A DIY Project - Photographic Blasphemy!
OK, an admittedly exaggerated title considering I know many photographers who shoot Canon and use Nikon glass on their Canon bodies. But it was funny when The Girl asked in a whisper-like voice, "Is that a Canon lens?...on your Nikon?" I have taught her well. Actually I'm quite non-partisan though I do like to continue to egg on the whole Canon/Nikon battle in jest.
I decided the only way to really make this lens worth my while was to convert it to an F-mount. So I first removed the FD mount from the lens via three simple screws located just inside the Breech/Lock mechanism. This exposed some threading, as well as the A/M ring which switches the lens from Auto to Manual stop-down mode. Since this lenses aperture ring is up front by the filter ring, it would prove tough to easily make this lens index with a Nikon so I will most likely be using this in stop-down mode. Considering I bought this lens for its f/1.2 aperture, I don't believe I will need to worry about auto-indexing. As I said before, for this lens to focus to infinity the rear element would actually need to recess back inside the Nikon mount of the camera. Since at this point I'm not prepared to physically alter the lens in any permanent manor that would prohibit it from being returned to its original FD mount, I have chosen to drill a spare F-mount I have to fit the original 3 screw holes used for the FD mount.
So I ended up with that. The rear element protrudes ever so slightly beyond the Nikon F mount but not nearly enough for infinity focus. The most common concern with converting these older f/1.2 lenses is that, typically you run into some tight if not simply unmanageable tolerances between the rear element and the mirror of present-day DSLRs. After some measuring and working out the numbers, this lens, in theory, could achieve infinity focus through a full mount conversion (milling down the rear portion of the lens to the correct length, and then attaching the Nikon F mount). But the numbers of where the rear element must be inside the camera in conjunction with where the mirror swings are nearly dead on. In reality, it's probably too close for safe operation.
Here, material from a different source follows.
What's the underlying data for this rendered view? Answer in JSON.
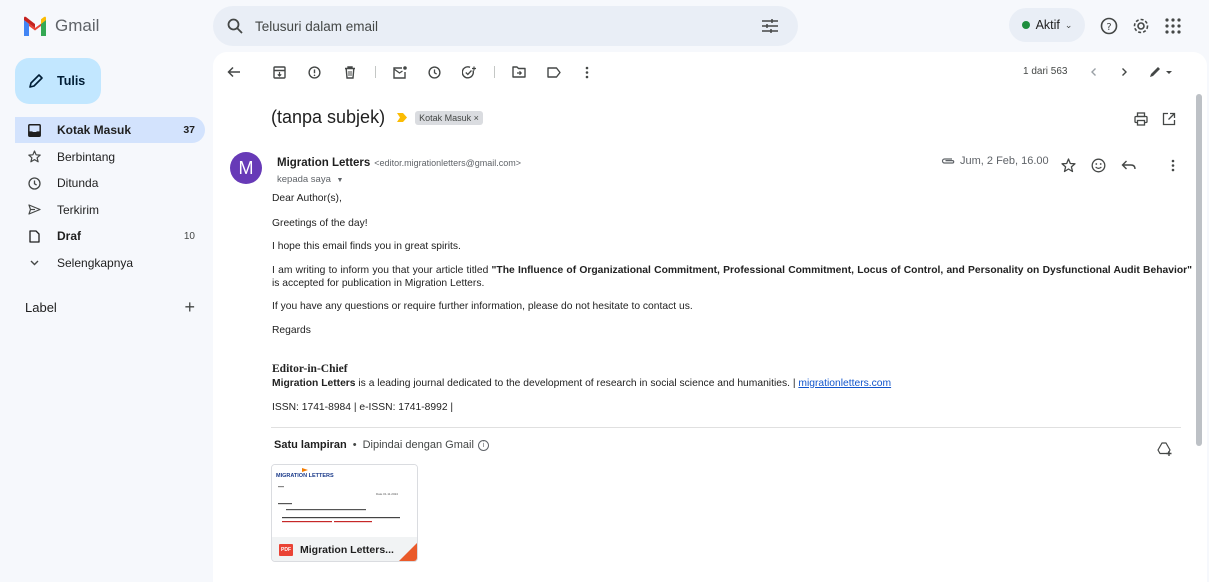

I actually even found one of these FL 55mm f/1.2 lenses on eBay converted for Nikon. I messaged the seller with some questions but still have not received a response. My guess is infinity focus is not achievable.
Despite that somewhat discouraging information, I managed to get an F mount on the rear of the lens and give it a whirl! I have about 4 feet to work with. Honestly, I am thinking a few more feet may be all I need. This lens, for me, will be a beautiful portrait lens. I am interested in the soft ethereal qualities of the shallow DoF. I most likely would never even need more than 10 feet or so. For now, I will tinker with my 4 ft.
Just off-center Crop
I have to say, judging from my first few test shots, I love this! Noctilust here I come. I didn't think a fast normal lens was up my alley but it truly is a thing of beauty. No one shoots an f/1.2 lens that I know of for sharpness and it is clear why. This lens is not sharp wide open. But then again, I don't believe perfect sharpness was necessarily what the designers were striving for. This optic possess a unique ability to render subjects softly and in a way that is almost boastful. I find myself completely unconcerned with sharpness which is entirely uncharacteristic of me.
Contrast with this lens is great and I don't see a whole lot of CA actually. I do notice this lens is prone to flare. This originally had a uniquely designed hood that I just may pick up since I believe I will be using this lens a lot more in the future.
I can't say a whole lot more on performance at this time save for continue posting more images as I use it. I plan on eventually milling down the back some more and getting as much as I can out of this lens. And I'm sure in the future I will end up with another fast lens to compare it to!